Japanese grammar is relatively uniform, with few irregularities, no grammatical gender, and predictable and systematic conjugation of adjectives and verb tenses. There are some differences between Japanese and English elements and patterns, such as the Japanese word order of subject–object–verb. This order forms the basis of sentences that can then be enhanced by the addition of details usually placed before the main items. Pronouns can be omitted and it is not always necessary to articulate the subject of a sentence. Counting and numbering in Japanese involve using classifiers that reflect the nature of the item. Particles are used to mark sentence elements and to indicate the nature of verbs.
An element of the language that may be unfamiliar to some Australian learners is the system of plain and polite forms, which reflect hierarchical relations, social and business-related positioning and issues of respect and status. Plain and polite forms are represented differently in both spoken and written language. Conversational Japanese can be less formal than written Japanese, using shortened sentences, abbreviated plain forms and some omitted particles.
Understanding the diverse language competencies of students, as language learners is the starting point for developing their language learning. The changing pattern of migration to Australia is extending the range of languages students bring with them to school.
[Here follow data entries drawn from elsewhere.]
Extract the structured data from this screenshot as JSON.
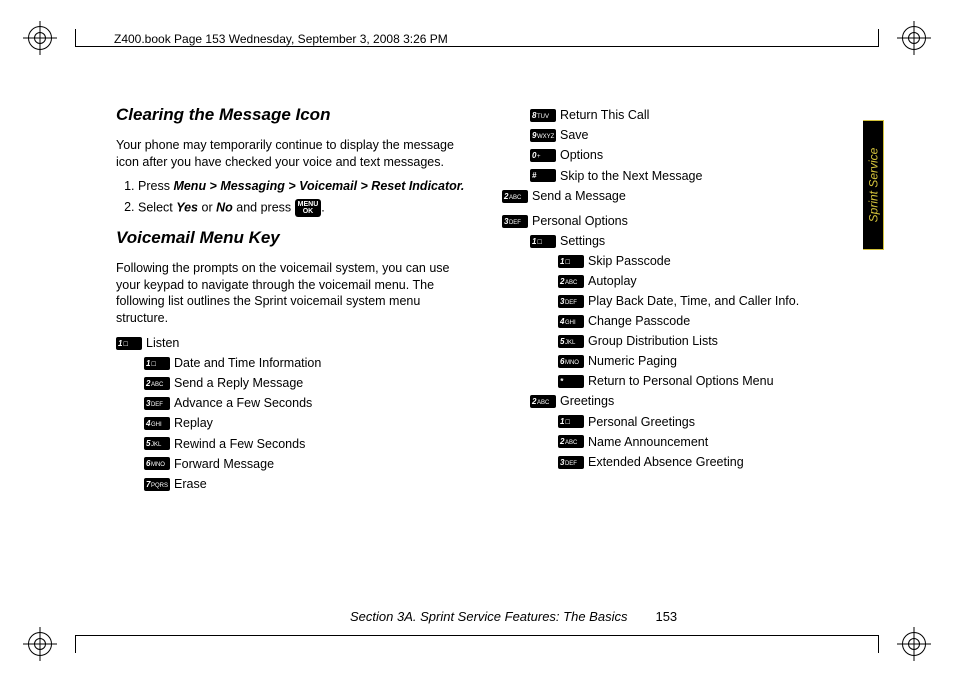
{
  "header": {
    "running": "Z400.book  Page 153  Wednesday, September 3, 2008  3:26 PM"
  },
  "sidetab": "Sprint Service",
  "left": {
    "h1": "Clearing the Message Icon",
    "p1": "Your phone may temporarily continue to display the message icon after you have checked your voice and text messages.",
    "step1a": "Press",
    "step1b": "Menu > Messaging > Voicemail > Reset Indicator.",
    "step2a": "Select",
    "step2b": "Yes",
    "step2c": "or",
    "step2d": "No",
    "step2e": "and press",
    "step2f": ".",
    "menu": "MENU",
    "ok": "OK",
    "h2": "Voicemail Menu Key",
    "p2": "Following the prompts on the voicemail system, you can use your keypad to navigate through the voicemail menu. The following list outlines the Sprint voicemail system menu structure.",
    "listen": {
      "title": "Listen",
      "i": [
        "Date and Time Information",
        "Send a Reply Message",
        "Advance a Few Seconds",
        "Replay",
        "Rewind a Few Seconds",
        "Forward Message",
        "Erase"
      ]
    }
  },
  "right": {
    "cont": [
      "Return This Call",
      "Save",
      "Options",
      "Skip to the Next Message"
    ],
    "send": "Send a Message",
    "personal": "Personal Options",
    "settings": {
      "title": "Settings",
      "i": [
        "Skip Passcode",
        "Autoplay",
        "Play Back Date, Time, and Caller Info.",
        "Change Passcode",
        "Group Distribution Lists",
        "Numeric Paging",
        "Return to Personal Options Menu"
      ]
    },
    "greet": {
      "title": "Greetings",
      "i": [
        "Personal Greetings",
        "Name Announcement",
        "Extended Absence Greeting"
      ]
    }
  },
  "footer": {
    "section": "Section 3A. Sprint Service Features: The Basics",
    "page": "153"
  }
}
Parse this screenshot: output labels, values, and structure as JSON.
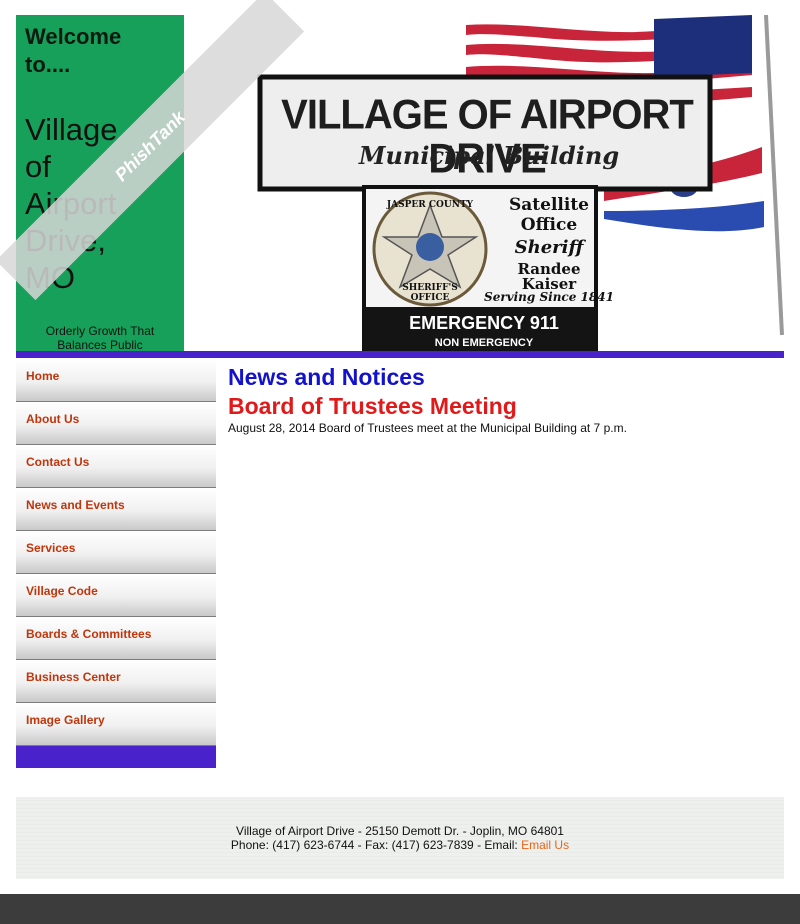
{
  "header": {
    "welcome_line1": "Welcome",
    "welcome_line2": "to....",
    "village_line1": "Village",
    "village_line2": "of",
    "village_line3": "Airport",
    "village_line4": "Drive,",
    "village_line5": "MO",
    "tagline_line1": "Orderly Growth That",
    "tagline_line2": "Balances Public",
    "sign": {
      "title": "VILLAGE OF AIRPORT DRIVE",
      "subtitle": "Municipal Building",
      "sheriff_line1": "Satellite",
      "sheriff_line2": "Office",
      "sheriff_line3": "Sheriff",
      "sheriff_line4": "Randee",
      "sheriff_line5": "Kaiser",
      "sheriff_line6": "Serving Since 1841",
      "badge_top": "JASPER COUNTY",
      "badge_bottom": "SHERIFF'S OFFICE",
      "emergency": "EMERGENCY 911",
      "non_emergency": "NON EMERGENCY"
    },
    "watermark": "PhishTank"
  },
  "nav": {
    "items": [
      {
        "label": "Home"
      },
      {
        "label": "About Us"
      },
      {
        "label": "Contact Us"
      },
      {
        "label": "News and Events"
      },
      {
        "label": "Services"
      },
      {
        "label": "Village Code"
      },
      {
        "label": "Boards & Committees"
      },
      {
        "label": "Business Center"
      },
      {
        "label": "Image Gallery"
      }
    ]
  },
  "main": {
    "heading": "News and Notices",
    "news": [
      {
        "title": "Board of Trustees Meeting",
        "body": "August 28, 2014 Board of Trustees meet at the Municipal Building at 7 p.m."
      }
    ]
  },
  "footer": {
    "address": "Village of Airport Drive - 25150 Demott Dr. - Joplin, MO 64801",
    "phone_fax": "Phone: (417) 623-6744 - Fax: (417) 623-7839 - Email: ",
    "email_label": "Email Us"
  },
  "colors": {
    "green_panel": "#17a05a",
    "accent_purple": "#4a22cc",
    "nav_text": "#c0360c",
    "heading_blue": "#1212cc",
    "news_red": "#e01a1a",
    "email_orange": "#e8661a",
    "bottom_bar": "#3c3c3c"
  }
}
The language competency of students varies significantly depending upon the sequence of learning being undertaken and the level the student has reached.
While learners of Japanese in Australian schools vary in terms of language backgrounds, cultural experience and prior learning experience, they are predominantly second language learners. Classes may include students with a background in Japanese or in a script-based Asian language. Some students will have had exposure to Japanese language and culture through social interactions, travel or exchange experiences.
In the Languages curriculum area the focus is on both language and culture, as students learn to communicate meaningfully across linguistic and cultural systems, and different contexts. This process involves reflection and analysis, as students move between Japanese and their own existing language(s). It is a reciprocal and dynamic process which develops language use and intercultural awareness and understanding.
A key aspect of the curriculum involves understanding the cultural dimension that shapes and is shaped by Japanese language. The curriculum is designed with an intercultural language learning orientation to enable students to participate meaningfully in intercultural experiences, to develop new ways of seeing and being in the world, and to understand more about themselves in the process.
A feature of Japanese culture reflected in language use is the importance accorded to expressing humility and maintaining harmony. Refusing or deflecting praise of self or family, deferential behaviour and avoidance of direct disagreement or refusal are common characteristics of communicative interactions.
Students use a wide range of texts designed for language learning, such as textbooks, teacher-generated materials and online resources. Their learning is enriched by exposure to a range of authentic Japanese texts, such as websites, films, stories, songs, television programs, advertisements and magazines. The texts and resources will become increasingly sophisticated and varied as students progress through their schooling.
Students are encouraged to use Japanese as much as possible for classroom routines, social interactions, structured learning tasks, and language experimentation and practice.
Students will have opportunities to engage with members of the community who speak Japanese, which in some cases will be facilitated via digital technologies.
English is used for discussion, explanation and reflection, enabling students to develop a language for sharing ideas about language and culture.